    6. Click the “Settings” tab. Change to “Read and Write” for Application Type. Click Update.Screen Shot 2013-04-02 at 5.36.42 PM
    7. Go back to the Details tab. Scroll down to the bottom and click “Create my OAuth Access Token.”
    8. Wait a few seconds, refresh the page, wait some more. Eventually, at the bottom of the page a section should appear that says “Your access token.” Copy these codes down.
    9. That’s it for your Twitter App setup.
  3. Open up a shell on the machine you are planning to be commit to (and tweet from).
  4. Install http_post. You will have to compile this from source. (make and make install). Make sure it’s accessible from your PATH.
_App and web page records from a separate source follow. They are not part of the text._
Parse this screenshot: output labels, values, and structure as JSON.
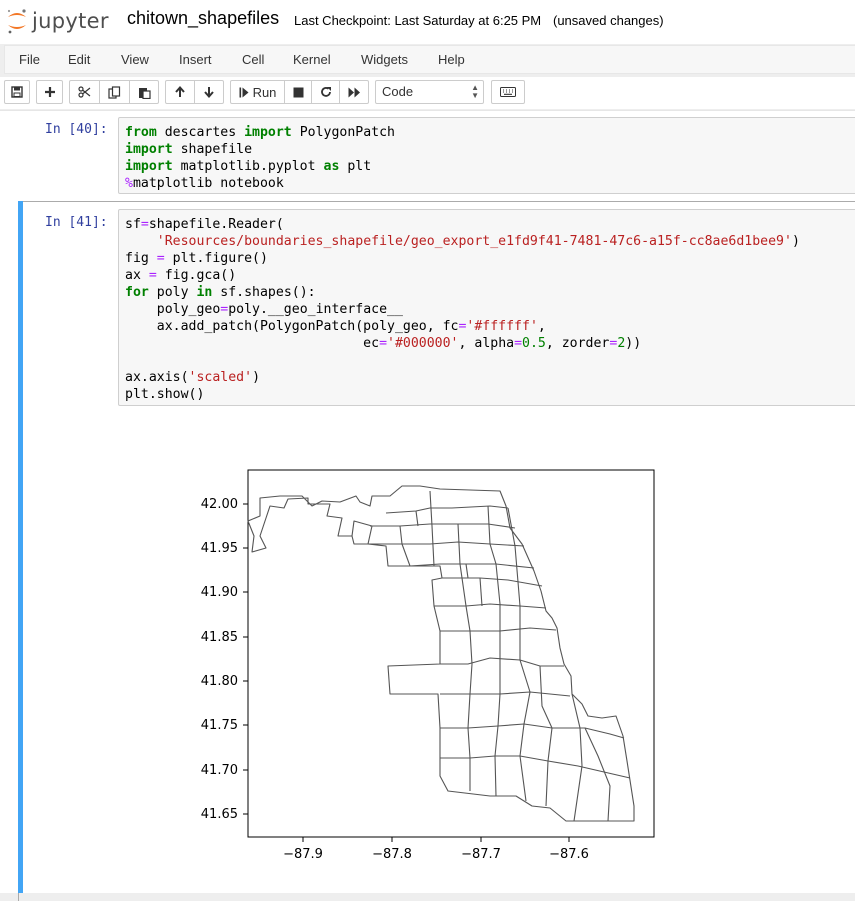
{
  "header": {
    "logo_text": "jupyter",
    "notebook_name": "chitown_shapefiles",
    "checkpoint": "Last Checkpoint: Last Saturday at 6:25 PM",
    "status": "(unsaved changes)"
  },
  "menu": [
    "File",
    "Edit",
    "View",
    "Insert",
    "Cell",
    "Kernel",
    "Widgets",
    "Help"
  ],
  "toolbar": {
    "run_label": "Run",
    "cell_type": "Code",
    "icons": [
      "save-icon",
      "add-icon",
      "cut-icon",
      "copy-icon",
      "paste-icon",
      "move-up-icon",
      "move-down-icon",
      "run-icon",
      "stop-icon",
      "restart-icon",
      "fast-forward-icon",
      "keyboard-icon"
    ]
  },
  "cells": [
    {
      "prompt": "In [40]:",
      "lines": [
        "from descartes import PolygonPatch",
        "import shapefile",
        "import matplotlib.pyplot as plt",
        "%matplotlib notebook"
      ]
    },
    {
      "prompt": "In [41]:",
      "lines": [
        "sf=shapefile.Reader(",
        "    'Resources/boundaries_shapefile/geo_export_e1fd9f41-7481-47c6-a15f-cc8ae6d1bee9')",
        "fig = plt.figure()",
        "ax = fig.gca()",
        "for poly in sf.shapes():",
        "    poly_geo=poly.__geo_interface__",
        "    ax.add_patch(PolygonPatch(poly_geo, fc='#ffffff',",
        "                              ec='#000000', alpha=0.5, zorder=2))",
        "",
        "ax.axis('scaled')",
        "plt.show()"
      ]
    }
  ],
  "chart_data": {
    "type": "map",
    "xlim": [
      -87.95,
      -87.5
    ],
    "ylim": [
      41.63,
      42.04
    ],
    "x_ticks": [
      -87.9,
      -87.8,
      -87.7,
      -87.6
    ],
    "x_tick_labels": [
      "−87.9",
      "−87.8",
      "−87.7",
      "−87.6"
    ],
    "y_ticks": [
      42.0,
      41.95,
      41.9,
      41.85,
      41.8,
      41.75,
      41.7,
      41.65
    ],
    "y_tick_labels": [
      "42.00",
      "41.95",
      "41.90",
      "41.85",
      "41.80",
      "41.75",
      "41.70",
      "41.65"
    ],
    "fill_color": "#ffffff",
    "edge_color": "#000000",
    "alpha": 0.5
  }
}
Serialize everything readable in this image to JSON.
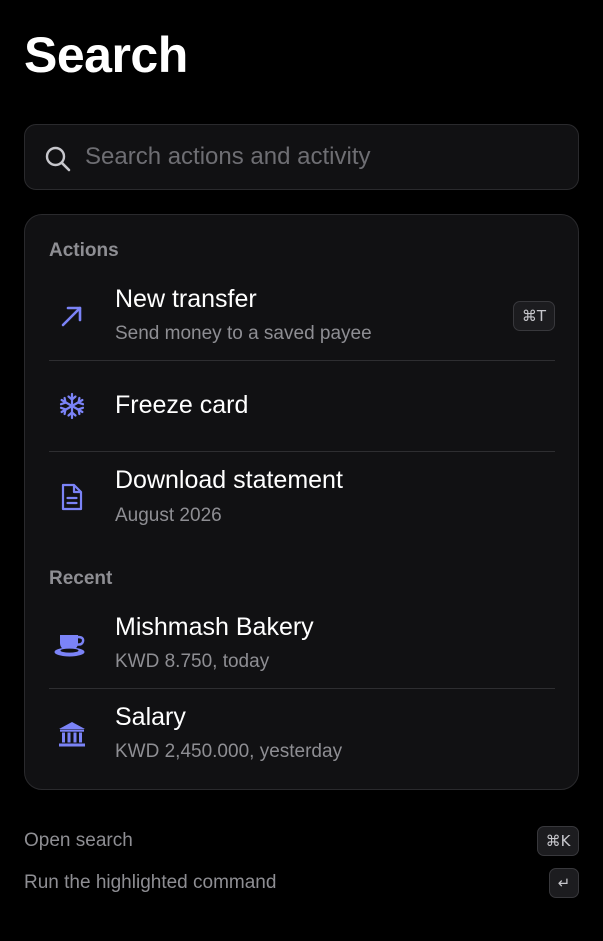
{
  "header": {
    "title": "Search"
  },
  "search": {
    "placeholder": "Search actions and activity",
    "value": ""
  },
  "actions": {
    "label": "Actions",
    "items": [
      {
        "title": "New transfer",
        "subtitle": "Send money to a saved payee",
        "shortcut": "⌘T",
        "icon": "arrow-up-right-icon"
      },
      {
        "title": "Freeze card",
        "icon": "snowflake-icon"
      },
      {
        "title": "Download statement",
        "subtitle": "August 2026",
        "icon": "document-icon"
      }
    ]
  },
  "recent": {
    "label": "Recent",
    "items": [
      {
        "title": "Mishmash Bakery",
        "subtitle": "KWD 8.750, today",
        "icon": "coffee-cup-icon"
      },
      {
        "title": "Salary",
        "subtitle": "KWD 2,450.000, yesterday",
        "icon": "bank-icon"
      }
    ]
  },
  "footer": {
    "hints": [
      {
        "label": "Open search",
        "key": "⌘K"
      },
      {
        "label": "Run the highlighted command",
        "key": "↵"
      }
    ]
  },
  "colors": {
    "accent": "#7b83f7",
    "background": "#000000",
    "panel": "#111113",
    "muted": "#8e8e93"
  }
}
  5. Install oauth_sign. You will also have to compile this form source. (make and make install) Make sure it’s accessible from your PATH.
  6. Finally, save the following script into .git/hooks/post-commit in your Git repository.
    # PATH modification needed for http_post and oauth_sign
    export PATH=$PATH:/usr/local/bin
    toplevel_path=`git rev-parse --show-toplevel`
    toplevel_dir=`basename "$toplevel_path"`
    branch=`git rev-parse --abbrev-ref HEAD`
    subject=`git log --pretty=format:%s -n1`
    hashtags="#code #$toplevel_dir"
    tweet=$hashtags' ['$branch']: "'$subject'"'
    # truncate tweets that are longer than 140 characters
    if [ ${#tweet} -gt 140 ]
            tweet_trunc=$(echo $tweet | cut -c1-137)
    consumer_key="<Put your computer key here>"
    consumer_secret="<Put your consumer secret here>"
    access_token="<Put your access token here>"
    access_secret="<Put your access token secret here>"
    http_post -h Authorization "$(oauth_sign \
    $consumer_key $consumer_secret \
    $access_token $access_secret \
    POST "$url" status="$tweet")" \
         "$url" status="$tweet"
  7. Make sure that you make the file executable. (chmod a+x .git/hooks/post-commit)
  8. That’s it! If you want to have this automatically added to any new repositories you make, modify the git-core templates. You’ll have to figure out where those are (it’s different for every set up). For me, they’re located here: /opt/local/share/git-core/templates/hooks/post-commit.

This is all based heavily on scripts at the following two links:

Good luck!